Ah, summer. This is the time when parents send their kids off to get their own vacation from domestic life. Children get to create beautiful summer camp memories and experience a bonding ritual in the woods. Alternatively, it’s the time when camp counsellors are picked off one by one by a masked murderer. Of course, the summer camp has long been the setting of many a slasher film. The remote location, the youthful, hormone-driven cast, the quiet of the woods just gives off the spooky atmosphere from the get-go.
And it’s fun to sit down with your date, get a little spooked and gorge on popcorn. While there are plenty of horror-themed camp films, there are also films that show the better, lighter side of camping. They recognize that the ritual is a coming-of-age moment that will alter a youth’s life forever. All the possibilities that camp has to offer has been explored onscreen.
Here are the best summer camp movies in cinema history:
1. Wet Hot American Summer (2001)
David Wain’s satirical comedy is the film that launched a thousand careers, featuring a cast that ranges from longtime friend and collaborator Paul Rudd to David Hyde Pierce. It’s largely a spoof on teen sex comedies of the 80s (the only sex onscreen is homosexual, and it’s brief, played for laughs).
Initially, the film was a critical and commercial failure. In the years since, it’s become a cult favourite and was followed by a Netflix prequel. The cast alone is enough to sell it, but the dry wit and Rudd’s natural charisma carry the film well.
2. Role Models (2008)
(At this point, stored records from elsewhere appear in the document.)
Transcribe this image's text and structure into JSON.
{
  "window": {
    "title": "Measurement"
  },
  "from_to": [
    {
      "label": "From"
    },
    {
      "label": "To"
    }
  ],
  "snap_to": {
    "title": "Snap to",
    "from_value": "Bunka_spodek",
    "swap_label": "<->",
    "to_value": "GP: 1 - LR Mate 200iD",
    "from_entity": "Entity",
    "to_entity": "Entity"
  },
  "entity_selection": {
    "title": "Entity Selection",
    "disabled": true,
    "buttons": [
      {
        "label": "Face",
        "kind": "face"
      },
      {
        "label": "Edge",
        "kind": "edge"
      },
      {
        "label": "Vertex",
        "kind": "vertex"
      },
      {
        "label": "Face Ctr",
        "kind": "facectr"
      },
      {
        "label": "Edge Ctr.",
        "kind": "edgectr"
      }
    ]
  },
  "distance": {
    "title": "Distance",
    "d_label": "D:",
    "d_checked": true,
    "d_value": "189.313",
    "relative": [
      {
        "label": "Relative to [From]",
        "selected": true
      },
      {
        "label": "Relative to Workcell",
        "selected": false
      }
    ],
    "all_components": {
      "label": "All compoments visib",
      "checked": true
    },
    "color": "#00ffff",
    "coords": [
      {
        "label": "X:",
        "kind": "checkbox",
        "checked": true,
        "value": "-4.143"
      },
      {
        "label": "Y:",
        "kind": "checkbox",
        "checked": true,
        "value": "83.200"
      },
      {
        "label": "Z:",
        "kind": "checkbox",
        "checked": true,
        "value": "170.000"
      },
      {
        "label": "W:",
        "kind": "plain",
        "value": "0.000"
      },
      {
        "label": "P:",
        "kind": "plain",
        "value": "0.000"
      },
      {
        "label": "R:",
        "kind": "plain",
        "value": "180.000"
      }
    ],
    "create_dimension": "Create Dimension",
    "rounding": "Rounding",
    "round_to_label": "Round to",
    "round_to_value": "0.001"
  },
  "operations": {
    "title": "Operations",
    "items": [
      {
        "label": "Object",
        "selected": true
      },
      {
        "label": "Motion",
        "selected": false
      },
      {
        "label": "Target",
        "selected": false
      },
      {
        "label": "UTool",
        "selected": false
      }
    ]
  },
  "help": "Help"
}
Though the film isn’t entirely set at camp, the scenes set during a camping trip are some of the funniest of the decade. Paul Rudd’s Danny is in a rut. He’s been hawking a horrible energy drink called Minotaur for a decade and he hates his life. After an altercation with a police officer, he and his carefree co-worker Wheeler (Sean William Scott) agree to a mature babysitting program called Sturdy Wings, where they are forced to bond with 11 and 14 year old wayward children.
Rudd never loses his dispassion for life, always offering up the funniest line. During the camping trip, when asked to tell a scary story, he tells the kids that in parts of the world, they’re kidnapped and sold into the sex trade. It may be a little racy for younger generations, but beneath the cynicism, there’s a genuine bleeding heart that triumphs over all.
3. Friday the 13th Part VI: Jason Lives (1986)
You knew we had to pick one of these, so why not go with the most entertaining. The first is unjustly well-regarded and hasn’t aged well; it’s surprisingly dull. The sixth is the first time a filmmaker realized these films could actually be fun AND scary. Jason Vorhees, the killer who supposedly drowned as a child due to unattentive counsellors, was killed in part four by Tommy Jarvis. Part Six opens with an older Tommy unearthing Jason’s body to ensure he’s dead.
While doing so, the corpse is struck by lightning, re-animating it. And from then on, we’ve been treated to Jason in New York, Jason in space, Jason going to hell and Jason fighting Freddy Kruger. This is easily the best of a franchise that’s often just silly.
4. Happy Campers (2001)
Daniel Waters, writer of the dark comedy Heathers, wrote and directed this little known gem. When the head of Camp Bleeding Dove is struck by lightning, the counsellors find themselves thrust into positions of responsibility for which they are unprepared. It’s a slight film, with sublte jokes and a surprising amount of sweetness. It’s a film that went straight to video due to studios being clueless how to market it.
5. Meatballs (1979)
In the late 70s/early 80s, there was no comedy team more powerful than Bill Murray and Ivan Reitman. Their relationship would culminate in the 1984 classic Ghostbusters, but Stripes and Meatballs came first. A film about underachievers for underachievers. Murray plays a camp counsellor who takes the unconfident Rudy under his wing. Murray’s “It just doesn’t matter” monologue is a surprisingly funny, uplifting motivational speech.
6. Indian Summer (1993)
Lou (Alan Arkin) longs for the glory days of summer camp. So he engineers a trip back to the old grounds with a group of grown campers. This is a more mature, thought-provoking work, often compared with The Big Chill. It’s for the counsellors, mostly, as younger children probably wouldn’t identify with the longing for nostalgia they’ll one day feel.
7. Adams Family Values (1993)
Since Meatballs, camp films have always pit the underdog campers against the elite, upper-crust rival camp. But what would the underdogs do if they were already placed in the elite, upper-crust camp? That’s the question that Adams Family Values answers, and the answer is darkly funny, as Wednesday Adams deconstructs both the camp film and traditional bonding rituals. The screenwriter has since said the film is a parody of Ronald Reagan’s America. An interesting, if obscure and easy-to-miss satire, Adams Family Values is one of the few sequels that surpasses the original.